» **TASK OBJECTIVE**: The answer must consist of every line below that holds the word "data".

» **PROVIDED MATERIAL**:
_ _ _ _ _

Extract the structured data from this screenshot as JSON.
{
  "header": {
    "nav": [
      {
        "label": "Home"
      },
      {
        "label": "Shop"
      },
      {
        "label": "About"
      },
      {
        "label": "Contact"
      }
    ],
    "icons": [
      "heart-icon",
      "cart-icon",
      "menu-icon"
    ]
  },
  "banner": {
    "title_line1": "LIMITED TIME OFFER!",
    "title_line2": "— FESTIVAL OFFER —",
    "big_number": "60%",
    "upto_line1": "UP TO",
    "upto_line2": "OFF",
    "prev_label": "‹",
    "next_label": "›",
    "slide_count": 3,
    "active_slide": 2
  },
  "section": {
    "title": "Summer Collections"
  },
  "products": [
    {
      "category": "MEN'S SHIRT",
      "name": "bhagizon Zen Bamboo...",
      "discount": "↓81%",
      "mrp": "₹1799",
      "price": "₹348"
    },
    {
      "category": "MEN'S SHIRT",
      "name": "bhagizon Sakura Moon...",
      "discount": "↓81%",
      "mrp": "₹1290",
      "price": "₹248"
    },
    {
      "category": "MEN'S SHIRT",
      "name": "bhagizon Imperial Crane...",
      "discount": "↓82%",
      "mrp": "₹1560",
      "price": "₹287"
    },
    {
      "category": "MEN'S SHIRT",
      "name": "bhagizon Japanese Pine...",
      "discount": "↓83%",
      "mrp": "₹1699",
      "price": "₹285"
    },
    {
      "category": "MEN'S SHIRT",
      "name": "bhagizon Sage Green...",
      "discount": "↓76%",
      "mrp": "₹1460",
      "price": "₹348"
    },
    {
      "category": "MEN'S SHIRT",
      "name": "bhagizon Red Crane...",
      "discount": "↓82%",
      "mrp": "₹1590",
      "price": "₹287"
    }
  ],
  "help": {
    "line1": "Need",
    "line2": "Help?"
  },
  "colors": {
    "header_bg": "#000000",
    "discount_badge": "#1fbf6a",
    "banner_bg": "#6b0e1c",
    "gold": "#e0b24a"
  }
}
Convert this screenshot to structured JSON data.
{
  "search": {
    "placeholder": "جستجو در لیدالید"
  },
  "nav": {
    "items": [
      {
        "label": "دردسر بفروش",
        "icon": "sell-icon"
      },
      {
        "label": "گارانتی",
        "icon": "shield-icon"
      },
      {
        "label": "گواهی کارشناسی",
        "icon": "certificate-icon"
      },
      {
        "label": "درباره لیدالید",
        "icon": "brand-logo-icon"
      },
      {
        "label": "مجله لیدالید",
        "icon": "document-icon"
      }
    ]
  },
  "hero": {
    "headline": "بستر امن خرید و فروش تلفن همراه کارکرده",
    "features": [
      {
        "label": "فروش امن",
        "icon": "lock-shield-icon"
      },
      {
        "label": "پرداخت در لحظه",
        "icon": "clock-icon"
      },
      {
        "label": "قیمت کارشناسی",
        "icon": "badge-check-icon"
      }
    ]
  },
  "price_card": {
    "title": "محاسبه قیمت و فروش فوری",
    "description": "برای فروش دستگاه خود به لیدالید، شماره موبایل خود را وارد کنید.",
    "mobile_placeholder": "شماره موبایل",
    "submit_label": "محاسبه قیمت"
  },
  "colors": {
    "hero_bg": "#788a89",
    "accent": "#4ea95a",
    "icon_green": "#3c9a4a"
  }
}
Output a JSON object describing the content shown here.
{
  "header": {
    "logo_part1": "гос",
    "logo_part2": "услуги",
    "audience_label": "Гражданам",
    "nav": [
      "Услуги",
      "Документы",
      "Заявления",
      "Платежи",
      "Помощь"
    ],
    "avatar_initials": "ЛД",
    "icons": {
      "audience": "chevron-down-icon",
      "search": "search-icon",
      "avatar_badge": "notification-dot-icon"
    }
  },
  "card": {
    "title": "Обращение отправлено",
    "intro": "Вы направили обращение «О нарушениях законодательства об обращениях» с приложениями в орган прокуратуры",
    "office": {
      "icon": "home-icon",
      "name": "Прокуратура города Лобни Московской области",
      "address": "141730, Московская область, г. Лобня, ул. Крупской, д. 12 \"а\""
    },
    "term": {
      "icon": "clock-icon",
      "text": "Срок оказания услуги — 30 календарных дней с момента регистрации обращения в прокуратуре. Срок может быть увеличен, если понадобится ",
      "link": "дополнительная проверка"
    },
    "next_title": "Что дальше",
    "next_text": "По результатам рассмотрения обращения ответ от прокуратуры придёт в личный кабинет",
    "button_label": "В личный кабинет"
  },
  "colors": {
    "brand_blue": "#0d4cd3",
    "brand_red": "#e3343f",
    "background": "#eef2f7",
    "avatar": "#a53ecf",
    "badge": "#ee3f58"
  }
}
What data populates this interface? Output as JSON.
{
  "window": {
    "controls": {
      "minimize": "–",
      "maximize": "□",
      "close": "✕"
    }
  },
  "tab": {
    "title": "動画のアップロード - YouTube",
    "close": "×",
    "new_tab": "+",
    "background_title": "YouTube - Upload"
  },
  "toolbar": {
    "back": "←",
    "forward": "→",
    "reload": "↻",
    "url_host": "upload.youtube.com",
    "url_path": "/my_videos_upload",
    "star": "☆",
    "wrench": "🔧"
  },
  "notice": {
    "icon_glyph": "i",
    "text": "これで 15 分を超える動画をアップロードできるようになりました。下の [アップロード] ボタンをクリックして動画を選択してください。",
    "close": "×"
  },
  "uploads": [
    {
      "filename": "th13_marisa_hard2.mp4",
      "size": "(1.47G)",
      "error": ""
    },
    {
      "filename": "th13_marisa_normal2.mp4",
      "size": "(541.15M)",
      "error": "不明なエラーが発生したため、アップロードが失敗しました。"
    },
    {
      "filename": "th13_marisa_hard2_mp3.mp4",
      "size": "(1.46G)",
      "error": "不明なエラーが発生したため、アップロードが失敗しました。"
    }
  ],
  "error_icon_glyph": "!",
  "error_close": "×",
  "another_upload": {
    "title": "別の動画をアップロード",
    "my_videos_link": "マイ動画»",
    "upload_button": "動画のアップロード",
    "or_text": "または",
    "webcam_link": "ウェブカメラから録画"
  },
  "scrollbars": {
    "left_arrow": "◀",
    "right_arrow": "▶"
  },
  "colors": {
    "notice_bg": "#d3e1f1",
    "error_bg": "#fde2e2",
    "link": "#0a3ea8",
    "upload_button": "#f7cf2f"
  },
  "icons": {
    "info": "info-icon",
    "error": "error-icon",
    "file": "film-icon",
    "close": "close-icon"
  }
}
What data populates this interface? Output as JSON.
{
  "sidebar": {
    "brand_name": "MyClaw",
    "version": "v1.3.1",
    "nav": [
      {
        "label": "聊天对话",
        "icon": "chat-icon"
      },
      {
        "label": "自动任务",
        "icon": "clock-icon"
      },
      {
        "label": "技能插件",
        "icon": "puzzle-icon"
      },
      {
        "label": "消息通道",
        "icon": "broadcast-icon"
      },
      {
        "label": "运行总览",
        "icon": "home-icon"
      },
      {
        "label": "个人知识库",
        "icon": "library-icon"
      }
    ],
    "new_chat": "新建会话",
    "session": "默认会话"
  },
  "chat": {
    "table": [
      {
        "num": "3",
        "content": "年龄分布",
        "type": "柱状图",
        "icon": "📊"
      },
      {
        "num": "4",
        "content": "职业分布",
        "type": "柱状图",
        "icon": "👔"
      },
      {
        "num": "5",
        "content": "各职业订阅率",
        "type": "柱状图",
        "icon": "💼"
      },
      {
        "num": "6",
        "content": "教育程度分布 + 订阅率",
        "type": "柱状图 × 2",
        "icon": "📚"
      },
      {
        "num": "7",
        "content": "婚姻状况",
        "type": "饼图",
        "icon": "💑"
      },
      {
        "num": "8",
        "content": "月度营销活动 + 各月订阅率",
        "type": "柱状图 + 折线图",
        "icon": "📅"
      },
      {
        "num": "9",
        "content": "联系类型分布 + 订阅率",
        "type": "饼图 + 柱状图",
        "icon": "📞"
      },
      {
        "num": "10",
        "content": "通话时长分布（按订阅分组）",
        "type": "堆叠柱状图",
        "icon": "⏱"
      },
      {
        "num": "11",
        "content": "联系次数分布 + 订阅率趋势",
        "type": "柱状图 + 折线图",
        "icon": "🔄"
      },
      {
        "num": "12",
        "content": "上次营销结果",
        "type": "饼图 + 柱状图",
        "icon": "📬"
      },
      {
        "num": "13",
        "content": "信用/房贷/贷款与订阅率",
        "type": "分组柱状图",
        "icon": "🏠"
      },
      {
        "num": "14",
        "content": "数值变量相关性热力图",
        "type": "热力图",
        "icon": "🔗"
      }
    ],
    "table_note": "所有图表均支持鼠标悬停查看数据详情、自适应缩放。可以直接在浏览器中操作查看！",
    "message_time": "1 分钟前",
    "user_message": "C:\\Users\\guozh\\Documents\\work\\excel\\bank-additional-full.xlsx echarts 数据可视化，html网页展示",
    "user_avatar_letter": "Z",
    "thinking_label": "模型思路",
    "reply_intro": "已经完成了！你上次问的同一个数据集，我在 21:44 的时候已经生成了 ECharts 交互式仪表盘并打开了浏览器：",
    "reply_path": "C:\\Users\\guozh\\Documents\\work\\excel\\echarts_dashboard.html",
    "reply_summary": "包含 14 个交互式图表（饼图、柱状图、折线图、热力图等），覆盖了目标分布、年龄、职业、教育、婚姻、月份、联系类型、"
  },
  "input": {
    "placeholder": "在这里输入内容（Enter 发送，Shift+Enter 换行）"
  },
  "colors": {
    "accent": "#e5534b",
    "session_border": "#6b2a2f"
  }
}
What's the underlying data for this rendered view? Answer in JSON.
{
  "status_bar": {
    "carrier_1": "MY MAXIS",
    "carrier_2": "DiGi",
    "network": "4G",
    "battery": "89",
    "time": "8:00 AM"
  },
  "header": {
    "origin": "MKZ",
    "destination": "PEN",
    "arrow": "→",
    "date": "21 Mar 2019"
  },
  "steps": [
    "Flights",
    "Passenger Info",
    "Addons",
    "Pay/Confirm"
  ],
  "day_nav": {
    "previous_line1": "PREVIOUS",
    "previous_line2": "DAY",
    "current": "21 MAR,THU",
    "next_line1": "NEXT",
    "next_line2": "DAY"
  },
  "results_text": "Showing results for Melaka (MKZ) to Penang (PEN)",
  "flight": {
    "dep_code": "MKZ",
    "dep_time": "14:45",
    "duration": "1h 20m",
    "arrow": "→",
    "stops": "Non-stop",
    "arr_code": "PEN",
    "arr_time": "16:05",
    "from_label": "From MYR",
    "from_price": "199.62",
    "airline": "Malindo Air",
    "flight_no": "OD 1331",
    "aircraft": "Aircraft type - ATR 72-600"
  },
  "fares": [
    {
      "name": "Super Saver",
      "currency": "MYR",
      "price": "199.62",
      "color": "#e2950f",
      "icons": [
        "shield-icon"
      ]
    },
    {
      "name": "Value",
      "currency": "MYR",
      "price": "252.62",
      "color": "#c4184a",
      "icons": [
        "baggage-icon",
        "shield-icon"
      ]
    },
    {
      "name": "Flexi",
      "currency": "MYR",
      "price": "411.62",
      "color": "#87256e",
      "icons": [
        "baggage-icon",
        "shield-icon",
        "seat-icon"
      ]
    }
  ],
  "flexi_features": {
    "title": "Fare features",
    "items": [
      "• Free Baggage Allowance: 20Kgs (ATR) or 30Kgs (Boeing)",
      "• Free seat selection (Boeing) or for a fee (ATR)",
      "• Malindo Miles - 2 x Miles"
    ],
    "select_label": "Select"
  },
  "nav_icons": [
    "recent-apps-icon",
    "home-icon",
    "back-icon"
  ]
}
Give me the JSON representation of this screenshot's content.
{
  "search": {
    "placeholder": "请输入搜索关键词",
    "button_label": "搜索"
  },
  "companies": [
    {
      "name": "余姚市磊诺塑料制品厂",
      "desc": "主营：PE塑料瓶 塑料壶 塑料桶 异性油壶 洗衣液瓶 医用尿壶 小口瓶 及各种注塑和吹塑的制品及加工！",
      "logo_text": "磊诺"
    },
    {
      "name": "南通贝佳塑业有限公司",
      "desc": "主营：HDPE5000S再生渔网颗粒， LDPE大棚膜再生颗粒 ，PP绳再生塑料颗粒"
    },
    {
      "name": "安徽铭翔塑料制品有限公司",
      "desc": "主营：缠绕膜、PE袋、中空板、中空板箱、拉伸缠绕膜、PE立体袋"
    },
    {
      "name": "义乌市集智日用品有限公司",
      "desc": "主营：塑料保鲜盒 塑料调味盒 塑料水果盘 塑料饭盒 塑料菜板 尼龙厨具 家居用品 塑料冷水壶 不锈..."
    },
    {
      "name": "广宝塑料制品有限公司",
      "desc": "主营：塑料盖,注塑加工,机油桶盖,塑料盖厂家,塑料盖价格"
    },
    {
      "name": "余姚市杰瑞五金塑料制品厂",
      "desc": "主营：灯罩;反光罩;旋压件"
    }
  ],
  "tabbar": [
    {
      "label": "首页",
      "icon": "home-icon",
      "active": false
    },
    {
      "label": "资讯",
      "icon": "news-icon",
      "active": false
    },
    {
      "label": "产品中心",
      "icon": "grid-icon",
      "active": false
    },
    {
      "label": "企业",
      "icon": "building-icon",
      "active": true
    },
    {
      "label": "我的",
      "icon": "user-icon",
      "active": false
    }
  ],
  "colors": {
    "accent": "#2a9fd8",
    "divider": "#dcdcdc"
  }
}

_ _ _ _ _

» **YOUR RESPONSE**:
Extract the structured data from this screenshot as JSON.
Convert this screenshot to structured JSON data.
What data populates this interface? Output as JSON.
What data populates this interface? Output as JSON.
What's the underlying data for this rendered view? Answer in JSON.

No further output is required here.